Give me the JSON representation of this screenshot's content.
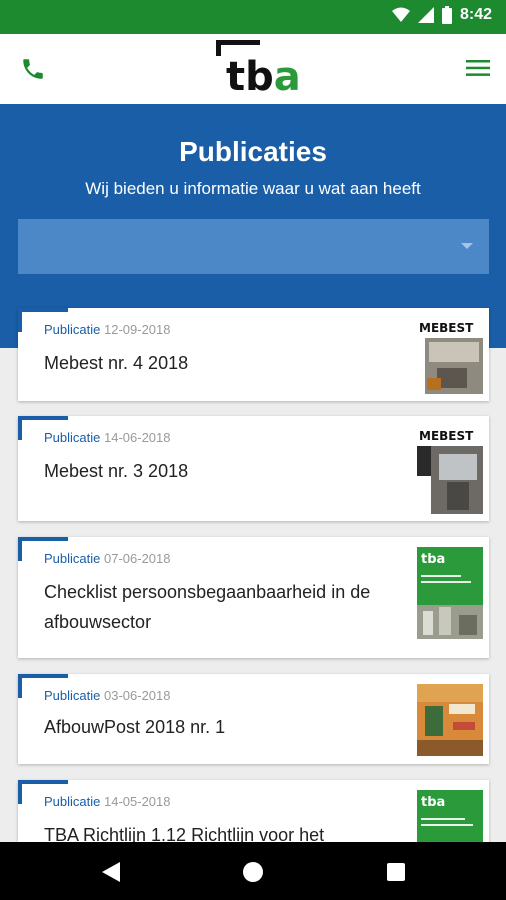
{
  "status": {
    "time": "8:42"
  },
  "header": {
    "logo_text": "tba"
  },
  "hero": {
    "title": "Publicaties",
    "subtitle": "Wij bieden u informatie waar u wat aan heeft",
    "filter_value": ""
  },
  "publications": [
    {
      "type": "Publicatie",
      "date": "12-09-2018",
      "title": "Mebest nr. 4 2018",
      "thumb_label": "MEBEST"
    },
    {
      "type": "Publicatie",
      "date": "14-06-2018",
      "title": "Mebest nr. 3 2018",
      "thumb_label": "MEBEST"
    },
    {
      "type": "Publicatie",
      "date": "07-06-2018",
      "title": "Checklist persoonsbegaanbaarheid in de afbouwsector",
      "thumb_label": "tba"
    },
    {
      "type": "Publicatie",
      "date": "03-06-2018",
      "title": "AfbouwPost 2018 nr. 1",
      "thumb_label": ""
    },
    {
      "type": "Publicatie",
      "date": "14-05-2018",
      "title": "TBA Richtlijn 1.12 Richtlijn voor het",
      "thumb_label": "tba"
    }
  ],
  "colors": {
    "status_green": "#1d8a2f",
    "brand_blue": "#1a5ea8",
    "brand_green": "#2a9a3a"
  }
}
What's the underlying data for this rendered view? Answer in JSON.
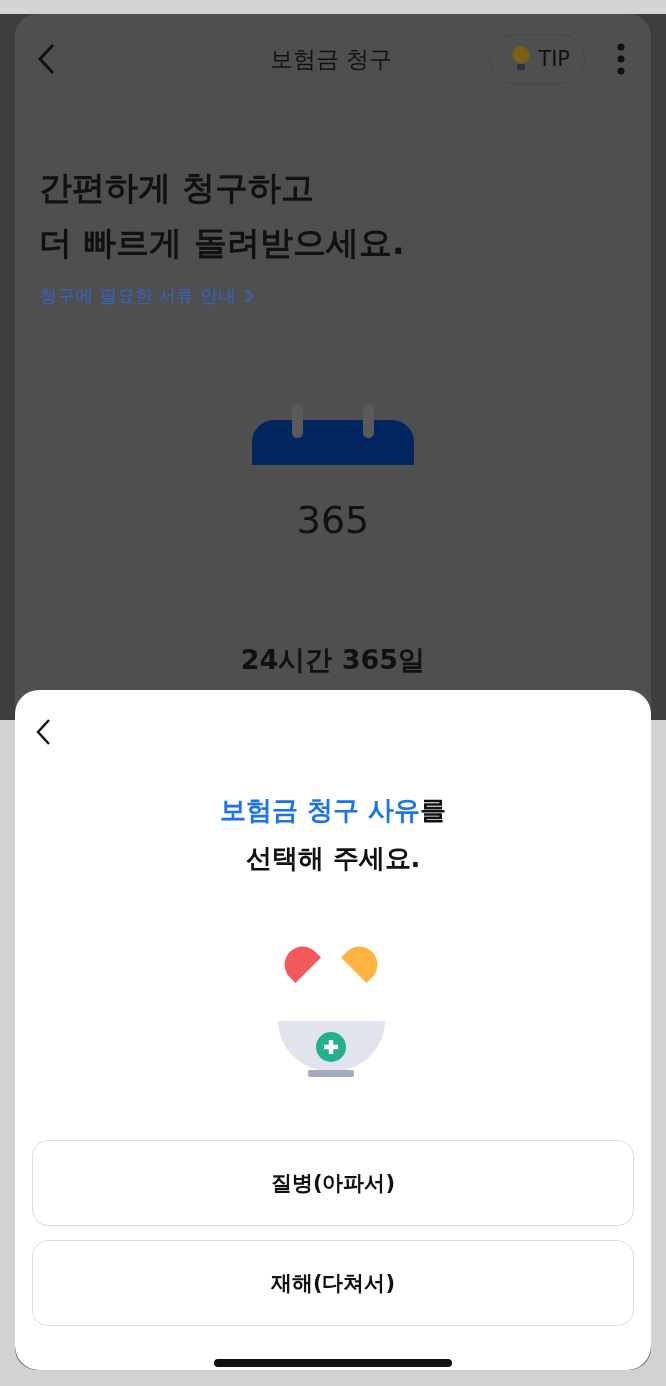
{
  "nav": {
    "title": "보험금 청구",
    "tip_label": "TIP"
  },
  "hero": {
    "heading_lines": [
      "간편하게 청구하고",
      "더 빠르게 돌려받으세요."
    ],
    "docs_link": "청구에 필요한 서류 안내",
    "calendar_number": "365",
    "caption": "24시간 365일"
  },
  "sheet": {
    "title_highlight": "보험금 청구 사유",
    "title_rest": "를",
    "title_line2": "선택해 주세요.",
    "options": [
      {
        "label": "질병(아파서)"
      },
      {
        "label": "재해(다쳐서)"
      }
    ]
  }
}
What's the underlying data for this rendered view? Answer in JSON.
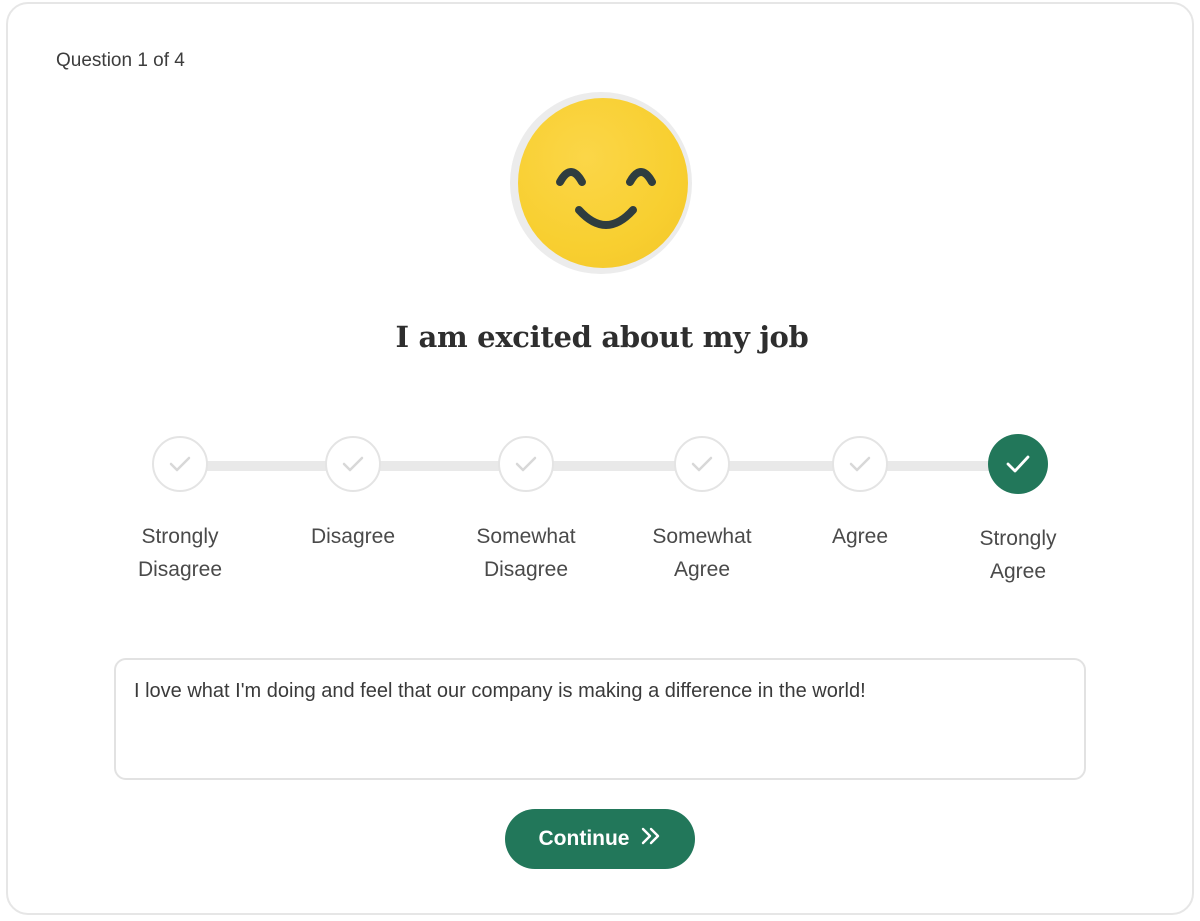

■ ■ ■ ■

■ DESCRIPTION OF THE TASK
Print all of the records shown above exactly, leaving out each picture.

■ RESULT OF THIS EXERCISE
Give me the JSON representation of this screenshot's content.
{
  "status": {
    "time": "8:42"
  },
  "header": {
    "logo_text": "tba"
  },
  "hero": {
    "title": "Publicaties",
    "subtitle": "Wij bieden u informatie waar u wat aan heeft",
    "filter_value": ""
  },
  "publications": [
    {
      "type": "Publicatie",
      "date": "12-09-2018",
      "title": "Mebest nr. 4 2018",
      "thumb_label": "MEBEST"
    },
    {
      "type": "Publicatie",
      "date": "14-06-2018",
      "title": "Mebest nr. 3 2018",
      "thumb_label": "MEBEST"
    },
    {
      "type": "Publicatie",
      "date": "07-06-2018",
      "title": "Checklist persoonsbegaanbaarheid in de afbouwsector",
      "thumb_label": "tba"
    },
    {
      "type": "Publicatie",
      "date": "03-06-2018",
      "title": "AfbouwPost 2018 nr. 1",
      "thumb_label": ""
    },
    {
      "type": "Publicatie",
      "date": "14-05-2018",
      "title": "TBA Richtlijn 1.12 Richtlijn voor het",
      "thumb_label": "tba"
    }
  ],
  "colors": {
    "status_green": "#1d8a2f",
    "brand_blue": "#1a5ea8",
    "brand_green": "#2a9a3a"
  }
}
What's the underlying data for this rendered view? Answer in JSON.
{
  "nav": {
    "title": "보험금 청구",
    "tip_label": "TIP"
  },
  "hero": {
    "heading_lines": [
      "간편하게 청구하고",
      "더 빠르게 돌려받으세요."
    ],
    "docs_link": "청구에 필요한 서류 안내",
    "calendar_number": "365",
    "caption": "24시간 365일"
  },
  "sheet": {
    "title_highlight": "보험금 청구 사유",
    "title_rest": "를",
    "title_line2": "선택해 주세요.",
    "options": [
      {
        "label": "질병(아파서)"
      },
      {
        "label": "재해(다쳐서)"
      }
    ]
  }
}
What's the underlying data for this rendered view? Answer in JSON.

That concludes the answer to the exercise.